Biden Signs Executive Order to Minimize AI Risks

U.S. President Joe Biden signed a new executive order on Monday aiming to minimize the risks posed by artificial intelligence (AI) to consumers, workers, minority groups, and national security. The order mandates developers of AI systems with potential national security, economic, public health, or safety risks to share safety test results with the U.S. government before public release, aligning with the Defense Production Act. The order requires testing standards to address a variety of risks including discrimination, and it urges Congress for more AI regulation. Read the executive order here.

U.S. Withdraws Digital Trade Proposals for WTO

U.S. Trade Ambassador Katherine Tai rescinded Trump-era proposals on digital trade from the World Trade Organization last week, saying the withdrawal will give U.S. lawmakers more time to work out their own regulations on big tech. The decision drew criticism from business groups and politicians, including Senate Finance Committee Chair Ron Wyden (D-OR), who said the move leaves a vacuum that China will fill. The proposals would allow for the free flow of data used by businesses across borders, and prohibit certain requirements for companies, including requirements to transfer software source codes. Read more from Reuters.

Xinjiang Forced Labor Shifts to Labor Transfers
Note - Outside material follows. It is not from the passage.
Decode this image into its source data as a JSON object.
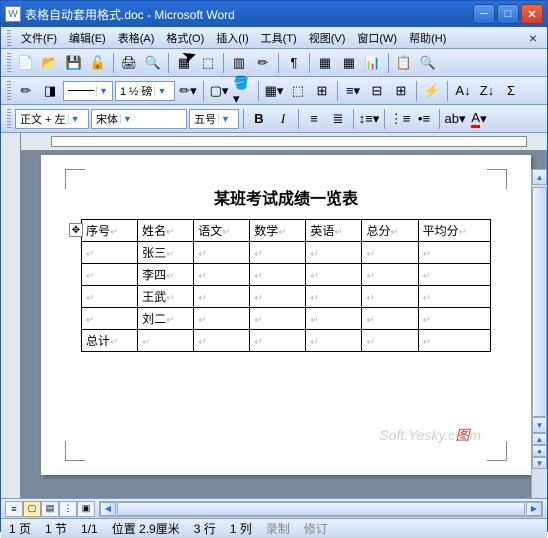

A recent study published in Central Asian Survey alleges that Uyghur prison camps ended in 2019, and labor transfers now surpass internment camps as the primary method of forced labor in the Xinjiang Uyghur Autonomous Region. These transfers focus on rural people who were never imprisoned. The Uyghur Forced Labor Prevention Act (UFLPA) considers labor transfers outside Xinjiang as forced labor, but few Eastern China companies employing Muslim minority workers have been identified. The study states that most transfers occur within Xinjiang, and products from the region are presumed to involve forced labor under UFLPA. Read the full study here.

Freight Forwarders Work with CBP, DHS to Stop Fentanyl Trade

U.S. Customs and Border Protection (CBP) announced last week that it is beefing up its strategy to stop the illegal trade of fentanyl and other synthetic drugs. The new plan involves the cooperation of the postal service, freight forwarders and logistic companies, and includes sharing data information about shipments. CBP said it would work with companies “to thwart the flow of illicit fentanyl by enhancing information-sharing efforts, producing actionable intelligence, targeting the synthetic supply chain, and protecting CBP’s personnel and canines from exposure to fentanyl.” Read the CBP news release.

Lawmaker Criticizes Carbon Taxes ahead of Proposed Carbon Bill

Sen. Bill Cassidy (R-LA) introduced a resolution against carbon taxes in the Senate last week that he hopes paves the way for a carbon border adjustment tax. Sen. Cassidy plans to introduce carbon border adjustment tax legislation soon. He calls his plan a foreign pollution fee or a tariff on carbon-intensive imported goods, but he insists it is not a carbon tax. On Friday last week, he introduced a resolution stating that a carbon tax is a “regressive federal tax” and is detrimental to the U.S. economy. Read Sen. Cassidy’s resolution.